Why Nathan Chen Shuns Sequins?
Going into the Olympics, Chen looked like the United States’ best shot at a gold medal in figure skating. His long program is built on the story of a Chinese defector.
Nathan Chen, the American figure skating champion, is known for his jumping ability. Leading into the Olympics, he sought a more even balance of athleticism and artistry.
PYEONGCHANG, South Korea — There is a saying in figure skating, full of truth and untruth, that jumpers can’t be artists and artists can’t be jumpers.
“When one side of your skating is so unbelievable, people can think the other side has fallen short,” said Scott Hamilton, the 1984 Olympic champion.
At 18, Nathan Chen of Salt Lake City has made himself into the lone American gold medal contender largely as a pioneering jumper, the first person to complete five jumps of four revolutions apiece — known as quads — in a single routine. But quads alone will not put him atop the medal podium.
Skating’s scoring system requires a ravenous accumulation of points for victory and assigns a numerical value to every element of a performance: jumps; spins; the flow, glide and intricacy of footwork; the translation of music and choreography into performance; and the purpose and design of movement across the ice.
So Chen, who took classical ballet classes for six years as a boy, spent months training for the 2018 Winter Olympics with a plan for evolution on the ice as much as revolution in the air.
Seeking a more even balance of athleticism and artistry, Chen worked with two renowned skating choreographers, consulted a blade specialist to refine the edge control of his skating and hired Vera Wang to design his costumes. He even cut the youthful wave from his hair, seeking to appear more mature and purposeful.
ImageChen’s costumes are designed by Vera Wang. In his short program, he skates to experimental pop music while his rivals use classical pieces.
Chen’s costumes are designed by Vera Wang.
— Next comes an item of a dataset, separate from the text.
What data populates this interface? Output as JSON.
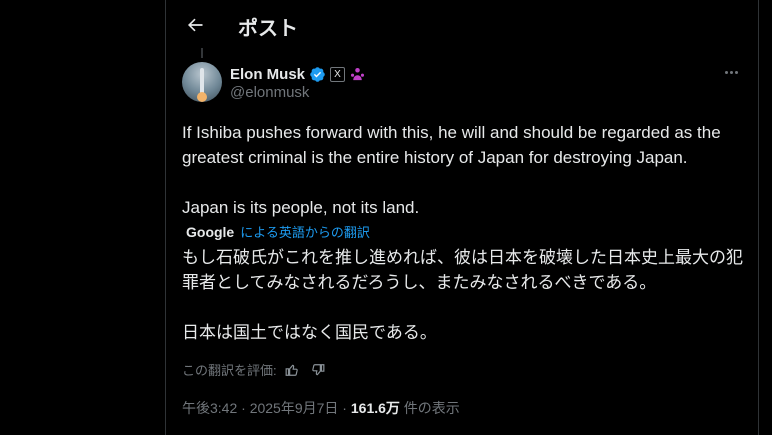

In his short program, he skates to experimental pop music while his rivals use classical pieces.Credit…Mladen Antonov/Agence France-Presse — Getty Images
“The curl is gone, but I guess that makes me more aerodynamic, so that’s all right,” Chen joked last month at the United States championships.
After some hesitancy, given the subjective nature of skating, a sport in which judges determine winners and can reprove what they consider to be overtly political acts, Chen decided for his Olympic free skate to perform to the music from the 2009 movie “Mao’s Last Dancer.”
It is based on a memoir of the same name that depicts the harsh childhood, unexpected discovery, wrenching familial separation, and ultimate liberation and triumph of the dancer Li Cunxin.
The story bears some loose parallels to the immigration of Chen’s parents from China as they sought careers in the medical field. In November, Chen spoke by phone with Li for performance advice and to understand the dancer’s motivation. He gained a deep appreciation of Li’s perseverance.
“He’s been through a lot of pain and struggles, and maybe that’s not super parallel to my life,” Chen said in a series of interviews over several months. “But I think that mentality of pushing through anything is something I can relate to. Li is incredibly tough; nothing fazes him. That’s something I can definitely learn from and not let my emotions get in the way.”
‘The Best of the Best’
With a breakout season a year ago, and a sixth-place finish at the 2017 world championships last spring, Chen displayed more artistry, “but it wasn’t enough,” said Tara Lipinski, the 1998 women’s Olympic champion who is now an NBC commentator